If you would like to learn more, contact the Integrated Emotional Support Program Coordinator, Jenny Tauber, by phone at 919.966.5479 or by email at Jennifer_Tauber@med.unc.edu.
Expansion of School of Medicine Wellness Committee to include representatives from all Departments
This year, the School of Medicine has launched a new Well-Being Committee to liaise with and complement the System-Wide Well-Being Programs efforts and ensure representation across all SOM Clinical and Basic science departments.
The Committee, chaired by Dr. Tim Farrell, Professor of Surgery, will support efforts to communicate effective interventions, disseminate well-being metrics, and champion a culture of well-being across the School of Medicine.
The School of Medicine Well-Being Committee is formalizing an organizational structure comprised of three sub-committees – research faculty, clinical faculty, and scholarship, chaired by Drs. Ilona Jaspers, Deanna Sasaki-Adams, and Susie Martinelli, respectively - and an executive committee.
The aim is to have 100% representation from each of the School of Medicine’s departments to ensure efforts are responsive to the well-being needs of the faculty at large and complementary to efforts at the system level. To find out who from your department is involved, or to volunteer, please contact Lauren Westervelt (email@example.com).
A toolkit of best practices that can be tailored as appropriate to meet the specific needs of individual teams at each entity is currently under development.
If you would like to be a participant in this effort by contributing ideas and disseminating information to help adopt and share best practices across the system to enhance work culture and relations, contact the Well-Being team today!
Share your ideas and feedback
In summary, the complexity of health care delivery requires ongoing vigilance of the Well-Being of all physicians, nurses, and staff involved in delivering patient care and performing our other vital missions of research and teaching.
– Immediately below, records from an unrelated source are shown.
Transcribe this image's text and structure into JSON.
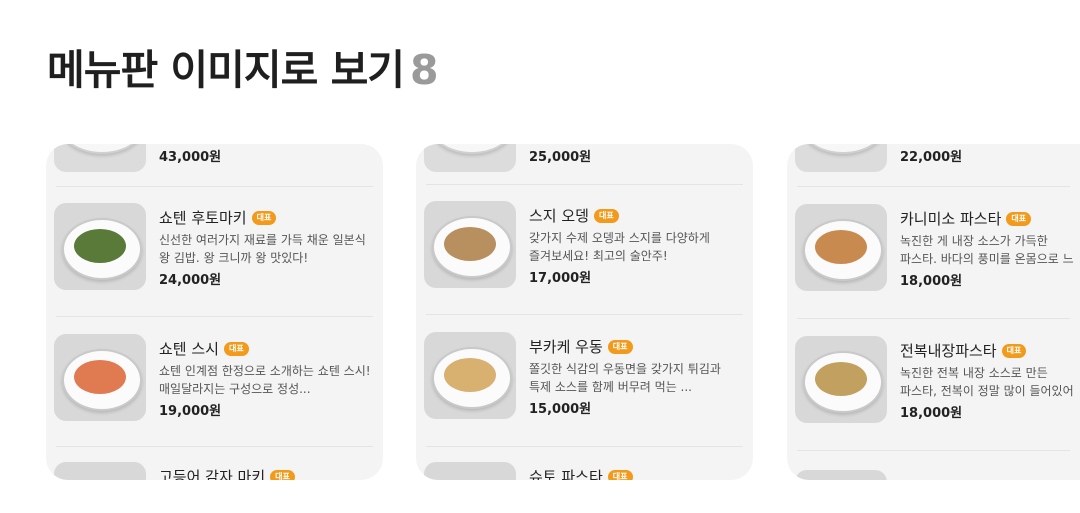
{
  "header": {
    "title": "메뉴판 이미지로 보기",
    "count": "8"
  },
  "badge_label": "대표",
  "colors": {
    "badge": "#f29a1b",
    "card_bg": "#f4f4f4",
    "count": "#9a9a9a"
  },
  "columns": [
    {
      "top_partial": {
        "price": "43,000원"
      },
      "items": [
        {
          "name": "쇼텐 후토마키",
          "desc": "신선한 여러가지 재료를 가득 채운 일본식 왕 김밥. 왕 크니까 왕 맛있다!",
          "price": "24,000원",
          "food_color": "#5a7a3a"
        },
        {
          "name": "쇼텐 스시",
          "desc": "쇼텐 인계점 한정으로 소개하는 쇼텐 스시! 매일달라지는 구성으로 정성...",
          "price": "19,000원",
          "food_color": "#e07a50"
        }
      ],
      "bottom_partial": {
        "name": "고등어 감자 마키"
      }
    },
    {
      "top_partial": {
        "price": "25,000원"
      },
      "items": [
        {
          "name": "스지 오뎅",
          "desc": "갖가지 수제 오뎅과 스지를 다양하게 즐겨보세요! 최고의 술안주!",
          "price": "17,000원",
          "food_color": "#b89060"
        },
        {
          "name": "부카케 우동",
          "desc": "쫄깃한 식감의 우동면을 갖가지 튀김과 특제 소스를 함께 버무려 먹는 ...",
          "price": "15,000원",
          "food_color": "#d8b070"
        }
      ],
      "bottom_partial": {
        "name": "슈토 파스타"
      }
    },
    {
      "top_partial": {
        "price": "22,000원"
      },
      "items": [
        {
          "name": "카니미소 파스타",
          "desc": "녹진한 게 내장 소스가 가득한 파스타. 바다의 풍미를 온몸으로 느",
          "price": "18,000원",
          "food_color": "#c98a50"
        },
        {
          "name": "전복내장파스타",
          "desc": "녹진한 전복 내장 소스로 만든 파스타, 전복이 정말 많이 들어있어",
          "price": "18,000원",
          "food_color": "#c2a060"
        }
      ],
      "bottom_partial": {
        "name": ""
      }
    }
  ]
}
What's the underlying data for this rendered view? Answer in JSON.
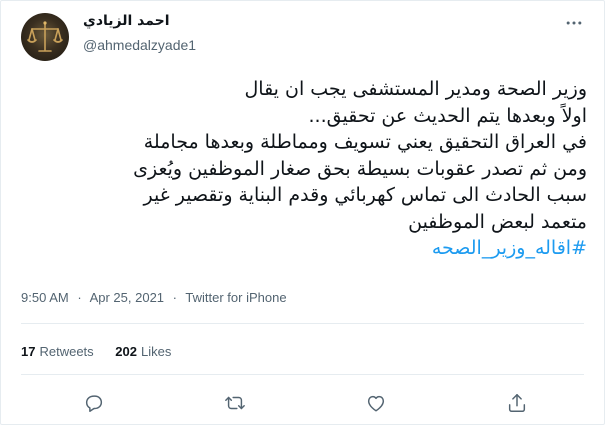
{
  "author": {
    "name": "احمد الزيادي",
    "handle": "@ahmedalzyade1",
    "avatar_icon": "scales-of-justice-icon"
  },
  "tweet": {
    "lines": [
      "وزير الصحة ومدير المستشفى يجب ان يقال",
      "اولاً وبعدها يتم الحديث عن تحقيق...",
      "في العراق التحقيق يعني تسويف ومماطلة وبعدها مجاملة",
      "ومن ثم تصدر عقوبات بسيطة بحق صغار الموظفين ويُعزى",
      "سبب الحادث الى تماس كهربائي وقدم البناية وتقصير غير",
      "متعمد لبعض الموظفين"
    ],
    "hashtag": "#اقاله_وزير_الصحه"
  },
  "meta": {
    "time": "9:50 AM",
    "separator": "·",
    "date": "Apr 25, 2021",
    "source": "Twitter for iPhone"
  },
  "stats": {
    "retweets_count": "17",
    "retweets_label": "Retweets",
    "likes_count": "202",
    "likes_label": "Likes"
  },
  "actions": [
    "reply-icon",
    "retweet-icon",
    "like-icon",
    "share-icon"
  ],
  "colors": {
    "text": "#0f1419",
    "muted": "#536471",
    "link": "#1d9bf0",
    "border": "#e6ecf0"
  }
}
The System Well-Being Program is committed to working together to make things better. Please email us with questions or suggestions at WellBeing@unchealth.unc.edu.